Art and agriculture is a natural fit at Tranquility Farm
Published 12:00 am Sunday, May 30, 2021
By Amy-Lynn Albertson
N.C. Cooperative Extension
Tranquility Farm is a second career to first-generation farmers David and Crystal Allen. As a former chief of police, it’s natural for David Allen to be a part of his community. The muscadine vineyard and farm stand store has become a part of Western Rowan County and the Cleveland community. The Allens grow muscadine grapes, blackberries and blueberries.
Muscadines grapes (Vitis rotundifolia, or alternatively, Muscadiniana rotundifolia) are often referred to as scuppernongs. Muscadine is native to the southeastern United States and has been cultured for more than 400 years. Native Americans preserved muscadines as dried fruit long before the Europeans inhabited this continent. The first recognized muscadine cultivar was a bronze selection, found before 1760 by Isaac Alexander in Tyrrell County. It was first known as the “Big White Grape” and was later named “Scuppernong” after its found area.
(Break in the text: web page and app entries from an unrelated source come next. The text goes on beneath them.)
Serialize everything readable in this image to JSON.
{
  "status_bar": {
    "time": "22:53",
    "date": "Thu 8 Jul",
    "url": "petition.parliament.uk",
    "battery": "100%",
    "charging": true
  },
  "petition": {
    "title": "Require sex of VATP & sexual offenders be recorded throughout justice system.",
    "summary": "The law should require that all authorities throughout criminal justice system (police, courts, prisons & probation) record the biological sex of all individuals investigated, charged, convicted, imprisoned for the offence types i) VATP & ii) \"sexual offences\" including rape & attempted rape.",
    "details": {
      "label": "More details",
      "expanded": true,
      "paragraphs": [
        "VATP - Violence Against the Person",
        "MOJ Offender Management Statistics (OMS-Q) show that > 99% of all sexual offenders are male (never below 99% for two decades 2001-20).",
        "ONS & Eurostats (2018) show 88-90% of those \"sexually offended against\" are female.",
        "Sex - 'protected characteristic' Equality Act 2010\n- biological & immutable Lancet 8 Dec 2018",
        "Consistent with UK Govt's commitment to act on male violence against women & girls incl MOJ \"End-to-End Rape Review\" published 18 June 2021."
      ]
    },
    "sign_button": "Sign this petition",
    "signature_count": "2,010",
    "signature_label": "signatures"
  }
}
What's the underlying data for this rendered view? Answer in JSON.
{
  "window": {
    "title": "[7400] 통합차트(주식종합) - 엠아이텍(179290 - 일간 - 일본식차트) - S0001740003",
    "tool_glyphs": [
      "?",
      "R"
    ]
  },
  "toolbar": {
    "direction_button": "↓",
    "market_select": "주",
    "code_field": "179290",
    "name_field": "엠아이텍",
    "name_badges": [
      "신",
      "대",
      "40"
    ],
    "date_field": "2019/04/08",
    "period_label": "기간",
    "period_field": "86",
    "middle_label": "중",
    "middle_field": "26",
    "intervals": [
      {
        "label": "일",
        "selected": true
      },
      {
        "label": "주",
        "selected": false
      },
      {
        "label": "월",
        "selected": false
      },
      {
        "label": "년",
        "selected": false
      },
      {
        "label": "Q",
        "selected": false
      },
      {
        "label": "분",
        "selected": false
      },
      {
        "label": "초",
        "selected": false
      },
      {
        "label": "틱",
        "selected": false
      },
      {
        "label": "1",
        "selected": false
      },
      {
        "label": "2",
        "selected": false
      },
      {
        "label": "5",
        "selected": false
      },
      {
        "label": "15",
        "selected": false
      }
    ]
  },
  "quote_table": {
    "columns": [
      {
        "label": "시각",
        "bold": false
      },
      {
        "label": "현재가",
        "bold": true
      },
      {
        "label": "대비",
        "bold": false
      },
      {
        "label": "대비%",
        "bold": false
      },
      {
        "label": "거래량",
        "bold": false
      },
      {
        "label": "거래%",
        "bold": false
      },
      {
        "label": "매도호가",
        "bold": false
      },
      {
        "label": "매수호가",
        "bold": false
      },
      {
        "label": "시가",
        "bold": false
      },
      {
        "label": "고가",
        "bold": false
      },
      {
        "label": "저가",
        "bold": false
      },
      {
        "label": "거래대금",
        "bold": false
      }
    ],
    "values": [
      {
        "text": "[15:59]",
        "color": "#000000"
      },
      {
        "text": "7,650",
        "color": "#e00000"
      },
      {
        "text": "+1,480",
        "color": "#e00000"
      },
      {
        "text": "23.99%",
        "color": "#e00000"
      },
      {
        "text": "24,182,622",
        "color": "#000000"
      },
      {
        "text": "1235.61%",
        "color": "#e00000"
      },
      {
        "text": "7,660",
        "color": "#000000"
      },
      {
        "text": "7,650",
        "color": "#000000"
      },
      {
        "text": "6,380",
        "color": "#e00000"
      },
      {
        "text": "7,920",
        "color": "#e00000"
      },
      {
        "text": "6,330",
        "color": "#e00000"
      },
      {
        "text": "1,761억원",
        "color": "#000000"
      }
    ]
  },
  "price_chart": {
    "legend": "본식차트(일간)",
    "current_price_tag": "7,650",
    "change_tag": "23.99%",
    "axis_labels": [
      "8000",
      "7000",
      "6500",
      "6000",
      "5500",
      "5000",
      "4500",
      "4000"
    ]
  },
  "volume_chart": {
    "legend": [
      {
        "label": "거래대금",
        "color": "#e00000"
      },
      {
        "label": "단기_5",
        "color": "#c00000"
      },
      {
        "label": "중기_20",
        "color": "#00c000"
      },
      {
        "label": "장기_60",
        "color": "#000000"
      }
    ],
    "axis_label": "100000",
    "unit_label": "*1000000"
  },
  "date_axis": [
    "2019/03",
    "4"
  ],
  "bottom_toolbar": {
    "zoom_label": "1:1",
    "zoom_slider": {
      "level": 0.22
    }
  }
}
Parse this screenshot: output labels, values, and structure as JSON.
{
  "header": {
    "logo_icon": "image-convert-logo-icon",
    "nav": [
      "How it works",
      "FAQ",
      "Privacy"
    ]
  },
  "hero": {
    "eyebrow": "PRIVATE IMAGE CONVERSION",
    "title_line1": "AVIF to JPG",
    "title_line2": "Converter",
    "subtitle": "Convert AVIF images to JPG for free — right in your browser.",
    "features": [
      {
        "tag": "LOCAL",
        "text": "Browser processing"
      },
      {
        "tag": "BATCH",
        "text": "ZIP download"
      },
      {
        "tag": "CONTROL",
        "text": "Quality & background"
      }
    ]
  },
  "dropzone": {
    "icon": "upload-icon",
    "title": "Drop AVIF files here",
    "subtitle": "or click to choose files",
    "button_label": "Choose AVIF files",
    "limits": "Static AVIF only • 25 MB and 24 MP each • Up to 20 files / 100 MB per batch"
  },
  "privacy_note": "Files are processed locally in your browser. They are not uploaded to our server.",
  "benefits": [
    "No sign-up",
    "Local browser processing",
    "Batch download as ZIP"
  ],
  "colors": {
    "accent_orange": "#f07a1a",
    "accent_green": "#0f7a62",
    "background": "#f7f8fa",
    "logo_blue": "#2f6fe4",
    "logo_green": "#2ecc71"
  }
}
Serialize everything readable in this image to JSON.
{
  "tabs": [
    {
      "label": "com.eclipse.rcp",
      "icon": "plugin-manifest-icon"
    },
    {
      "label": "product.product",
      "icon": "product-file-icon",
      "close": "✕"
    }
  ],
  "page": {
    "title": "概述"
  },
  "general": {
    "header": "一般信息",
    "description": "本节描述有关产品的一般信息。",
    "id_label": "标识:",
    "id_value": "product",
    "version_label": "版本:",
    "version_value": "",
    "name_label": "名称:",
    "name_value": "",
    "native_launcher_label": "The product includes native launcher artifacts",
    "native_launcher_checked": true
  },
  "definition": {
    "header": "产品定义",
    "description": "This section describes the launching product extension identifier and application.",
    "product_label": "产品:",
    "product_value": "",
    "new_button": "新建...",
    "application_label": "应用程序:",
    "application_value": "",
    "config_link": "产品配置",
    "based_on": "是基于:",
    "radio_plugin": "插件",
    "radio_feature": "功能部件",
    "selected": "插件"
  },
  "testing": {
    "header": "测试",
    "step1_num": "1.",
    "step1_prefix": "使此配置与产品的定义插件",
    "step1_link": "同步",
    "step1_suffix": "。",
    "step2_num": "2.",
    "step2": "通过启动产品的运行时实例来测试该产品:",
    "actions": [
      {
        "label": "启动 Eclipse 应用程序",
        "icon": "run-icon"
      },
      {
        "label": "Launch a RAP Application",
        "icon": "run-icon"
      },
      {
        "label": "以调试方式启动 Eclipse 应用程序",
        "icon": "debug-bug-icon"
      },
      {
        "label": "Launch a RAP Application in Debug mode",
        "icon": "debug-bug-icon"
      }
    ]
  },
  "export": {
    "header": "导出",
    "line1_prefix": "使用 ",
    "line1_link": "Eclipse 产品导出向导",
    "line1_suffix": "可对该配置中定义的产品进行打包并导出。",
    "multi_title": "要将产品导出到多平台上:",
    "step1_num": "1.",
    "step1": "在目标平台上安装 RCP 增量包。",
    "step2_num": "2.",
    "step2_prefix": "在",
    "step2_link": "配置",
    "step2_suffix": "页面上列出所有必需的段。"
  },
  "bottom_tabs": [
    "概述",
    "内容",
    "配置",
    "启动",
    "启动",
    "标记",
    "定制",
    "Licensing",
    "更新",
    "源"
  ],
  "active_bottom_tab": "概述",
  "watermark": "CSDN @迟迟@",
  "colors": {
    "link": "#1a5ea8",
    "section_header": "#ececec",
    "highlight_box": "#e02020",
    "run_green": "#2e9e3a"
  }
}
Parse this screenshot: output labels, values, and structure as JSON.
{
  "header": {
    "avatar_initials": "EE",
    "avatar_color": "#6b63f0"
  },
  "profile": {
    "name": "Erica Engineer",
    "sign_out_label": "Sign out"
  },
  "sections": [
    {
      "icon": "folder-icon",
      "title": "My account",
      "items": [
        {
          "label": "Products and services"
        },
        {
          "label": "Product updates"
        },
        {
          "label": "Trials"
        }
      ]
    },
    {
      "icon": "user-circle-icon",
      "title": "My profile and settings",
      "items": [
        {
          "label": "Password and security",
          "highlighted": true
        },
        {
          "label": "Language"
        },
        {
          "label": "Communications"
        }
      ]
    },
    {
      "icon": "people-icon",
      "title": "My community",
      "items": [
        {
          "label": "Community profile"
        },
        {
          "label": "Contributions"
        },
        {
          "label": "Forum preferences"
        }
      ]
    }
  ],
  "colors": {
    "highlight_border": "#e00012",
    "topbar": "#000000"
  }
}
The muscadine grape is a nutritional powerhouse. Like many intensely colored fruits, vegetables and berries, the muscadine grape is a rich source of polyphenols. A polyphenol is a plant compound that reduces inflammation. The skins and seeds of muscadine grapes are particularly rich in the polyphenolic compound resveratrol, which has been studied for its anti-oxidant benefits in numerous diseases, including cancer and heart disease.
Tranquility Farm store offers value-added products like muscadine cider, slushies, jam and jellies. Tranquility works with other neighboring farms and sells Hopeful Acres Charolais beef, flowers and other farm products. The Allens enjoy hosting community events at the farm store like yard sales, Halloween events, bow-making classes and more. It’s a beautiful venue for weddings or reunions as well. Next Saturday, June 5, the Rowan County Arts and Ag Farm Tour will be happening, and Tranquility Farm is one of six sites on the self-guided tour. Shelia Greene is the artist whose art is for sale in the farm store at Tranquility Farm. She began as a painter, and during a difficult time in her life, she discovered a technique to make art pieces from resin and glass. This technique allows the glass to pick up light which changes the color as the light changes.
Sue Smith is a stained glass artist and a mosaic artist. Her primary interest is doing commissioned artwork like transom window panels and window hangings. Sue McHugh will also be at Tranquility Farm for the tour. Sue works in alcohol ink and other paint mediums. You might find her painting a fence mural in someone’s back yard or a sunset on a pool sidewall. You can find all the tour sites on the Rowan Arts and Ag Farm Tour Facebook Page, the Visit NC Farms Today app, and the website on www.artsandagtour.com.
Come check it out Saturday, June 5, 10 a.m.-4 p.m. It’s free!
Amy-Lynn Albertson is the Rowan County Extension director.